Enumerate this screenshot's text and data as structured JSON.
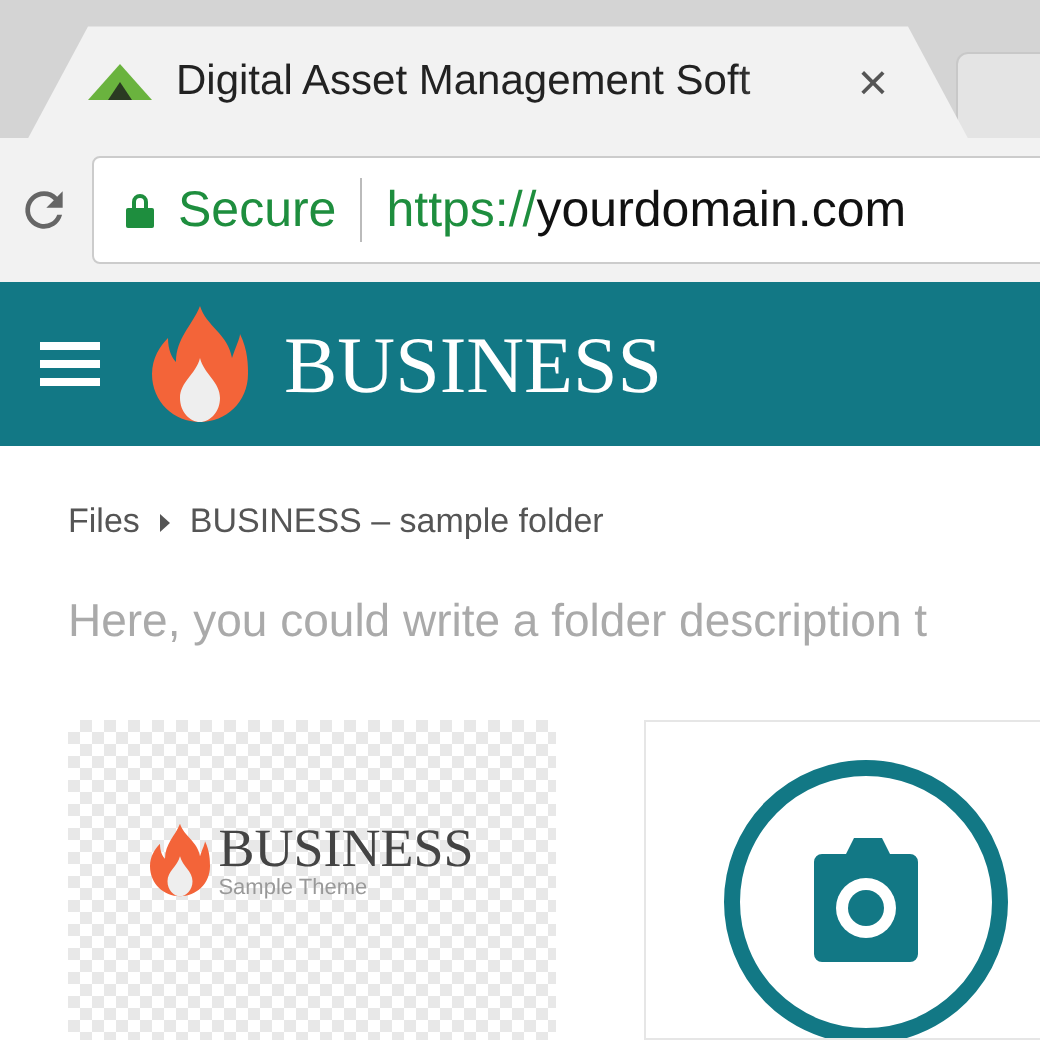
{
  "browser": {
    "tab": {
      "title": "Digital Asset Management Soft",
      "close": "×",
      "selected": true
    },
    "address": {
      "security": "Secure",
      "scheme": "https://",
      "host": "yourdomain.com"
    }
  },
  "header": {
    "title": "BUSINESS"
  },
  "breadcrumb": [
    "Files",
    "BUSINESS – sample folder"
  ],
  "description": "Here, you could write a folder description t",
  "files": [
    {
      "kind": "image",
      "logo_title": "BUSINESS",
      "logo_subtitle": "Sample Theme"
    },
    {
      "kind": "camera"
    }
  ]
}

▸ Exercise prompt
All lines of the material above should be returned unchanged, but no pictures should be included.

▸ Worked solution
Enumerate this screenshot's text and data as structured JSON.
{
  "browser": {
    "tab": {
      "title": "Digital Asset Management Soft",
      "close": "×",
      "selected": true
    },
    "address": {
      "security": "Secure",
      "scheme": "https://",
      "host": "yourdomain.com"
    }
  },
  "header": {
    "title": "BUSINESS"
  },
  "breadcrumb": [
    "Files",
    "BUSINESS – sample folder"
  ],
  "description": "Here, you could write a folder description t",
  "files": [
    {
      "kind": "image",
      "logo_title": "BUSINESS",
      "logo_subtitle": "Sample Theme"
    },
    {
      "kind": "camera"
    }
  ]
}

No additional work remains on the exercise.